Lotteries are a popular way to raise money. These games are easy to play and can produce large sums of cash for the winners. They are also a great way to raise funds for good causes.

Traditionally, a lottery is run by a state or city government. The winnings are typically taxed. Some states allow for a portion of the money to be donated to a charity or good cause.

Historically, lotteries have been a form of gambling. But they can also be used to award property or prizes to random participants. Modern lotteries use computer technology to record the numbers of bettors.

Although lotteries are generally considered a low-odds game, there are strategies you can use to boost your odds of winning. In addition, you should always set aside some of your winnings for an emergency fund.

When it comes to financial lotteries, you can choose to pay a lump-sum fee or take out an annual installment. You will need to purchase a ticket and select a group of numbers. If the selected numbers match the machine numbers, you will win a prize.

Larger-scale lotteries usually run through regular mail. However, in some countries, the use of mail is limited.

Many people believe that lotteries are a hidden tax.

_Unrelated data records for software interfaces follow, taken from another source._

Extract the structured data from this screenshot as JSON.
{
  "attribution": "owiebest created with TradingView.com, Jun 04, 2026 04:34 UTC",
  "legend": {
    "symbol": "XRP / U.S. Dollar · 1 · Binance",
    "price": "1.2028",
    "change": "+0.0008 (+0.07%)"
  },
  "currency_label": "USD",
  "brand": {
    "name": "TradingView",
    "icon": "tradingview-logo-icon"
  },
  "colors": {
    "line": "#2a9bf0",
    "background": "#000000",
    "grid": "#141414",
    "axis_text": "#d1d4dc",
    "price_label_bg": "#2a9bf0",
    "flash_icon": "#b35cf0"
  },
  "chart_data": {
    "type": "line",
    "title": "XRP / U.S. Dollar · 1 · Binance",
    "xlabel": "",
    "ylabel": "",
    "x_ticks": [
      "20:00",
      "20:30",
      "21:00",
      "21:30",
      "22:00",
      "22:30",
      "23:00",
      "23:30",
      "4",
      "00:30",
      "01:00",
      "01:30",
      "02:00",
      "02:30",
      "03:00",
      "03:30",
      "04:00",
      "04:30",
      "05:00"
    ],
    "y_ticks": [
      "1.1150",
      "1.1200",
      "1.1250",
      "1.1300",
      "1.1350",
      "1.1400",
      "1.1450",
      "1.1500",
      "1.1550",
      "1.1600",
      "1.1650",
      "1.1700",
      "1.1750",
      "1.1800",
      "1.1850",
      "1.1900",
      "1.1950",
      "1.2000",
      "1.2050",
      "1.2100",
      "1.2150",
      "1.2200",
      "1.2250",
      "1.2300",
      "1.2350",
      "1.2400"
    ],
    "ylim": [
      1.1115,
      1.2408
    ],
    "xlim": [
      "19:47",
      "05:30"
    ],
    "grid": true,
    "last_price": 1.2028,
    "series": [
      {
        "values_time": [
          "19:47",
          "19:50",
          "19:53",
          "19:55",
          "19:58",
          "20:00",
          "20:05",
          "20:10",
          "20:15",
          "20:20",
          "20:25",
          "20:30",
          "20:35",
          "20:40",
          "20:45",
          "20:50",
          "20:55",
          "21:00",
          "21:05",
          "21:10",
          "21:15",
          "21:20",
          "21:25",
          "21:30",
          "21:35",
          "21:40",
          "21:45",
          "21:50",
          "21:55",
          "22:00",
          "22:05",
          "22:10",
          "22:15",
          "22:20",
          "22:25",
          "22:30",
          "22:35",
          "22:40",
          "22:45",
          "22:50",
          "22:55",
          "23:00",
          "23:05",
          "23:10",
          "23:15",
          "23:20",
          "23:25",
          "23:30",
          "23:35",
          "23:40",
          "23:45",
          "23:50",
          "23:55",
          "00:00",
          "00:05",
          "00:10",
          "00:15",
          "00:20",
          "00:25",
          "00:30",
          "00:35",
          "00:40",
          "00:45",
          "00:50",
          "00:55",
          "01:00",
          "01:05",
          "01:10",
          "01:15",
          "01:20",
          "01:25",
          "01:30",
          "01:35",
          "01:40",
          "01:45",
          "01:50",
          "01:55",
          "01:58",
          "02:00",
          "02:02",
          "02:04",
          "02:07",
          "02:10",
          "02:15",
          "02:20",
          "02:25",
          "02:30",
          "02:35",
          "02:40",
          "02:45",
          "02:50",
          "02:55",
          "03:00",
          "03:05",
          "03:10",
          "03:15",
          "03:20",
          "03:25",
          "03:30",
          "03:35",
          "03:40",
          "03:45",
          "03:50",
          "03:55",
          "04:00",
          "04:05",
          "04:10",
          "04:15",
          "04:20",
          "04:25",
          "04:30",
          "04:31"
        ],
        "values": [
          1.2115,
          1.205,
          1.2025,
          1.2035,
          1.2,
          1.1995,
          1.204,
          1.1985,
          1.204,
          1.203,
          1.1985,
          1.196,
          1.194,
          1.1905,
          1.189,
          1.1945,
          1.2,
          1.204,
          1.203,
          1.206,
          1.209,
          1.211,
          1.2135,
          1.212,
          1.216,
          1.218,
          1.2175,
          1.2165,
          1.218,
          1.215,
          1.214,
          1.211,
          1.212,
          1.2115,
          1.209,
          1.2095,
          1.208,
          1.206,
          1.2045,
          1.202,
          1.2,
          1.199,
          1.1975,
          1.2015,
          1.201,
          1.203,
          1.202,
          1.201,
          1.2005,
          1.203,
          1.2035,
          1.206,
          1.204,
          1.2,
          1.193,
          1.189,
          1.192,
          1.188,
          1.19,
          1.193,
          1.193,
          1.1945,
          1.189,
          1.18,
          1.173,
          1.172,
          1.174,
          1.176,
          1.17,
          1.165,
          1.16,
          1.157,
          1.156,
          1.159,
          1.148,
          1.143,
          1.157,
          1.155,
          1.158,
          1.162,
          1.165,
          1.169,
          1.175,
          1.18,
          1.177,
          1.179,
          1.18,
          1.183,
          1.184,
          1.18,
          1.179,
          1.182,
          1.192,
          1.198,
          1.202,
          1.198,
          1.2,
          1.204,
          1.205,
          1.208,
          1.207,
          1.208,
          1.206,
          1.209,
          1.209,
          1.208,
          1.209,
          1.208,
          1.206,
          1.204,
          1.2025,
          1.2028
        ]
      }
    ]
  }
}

However, many cultures demand that a person have a chance to win smaller prizes.

During the American Revolution, the Continental Congress created a lottery to raise money for the colonial army. It was successful in raising money for the war, but after 30 years it was abandoned.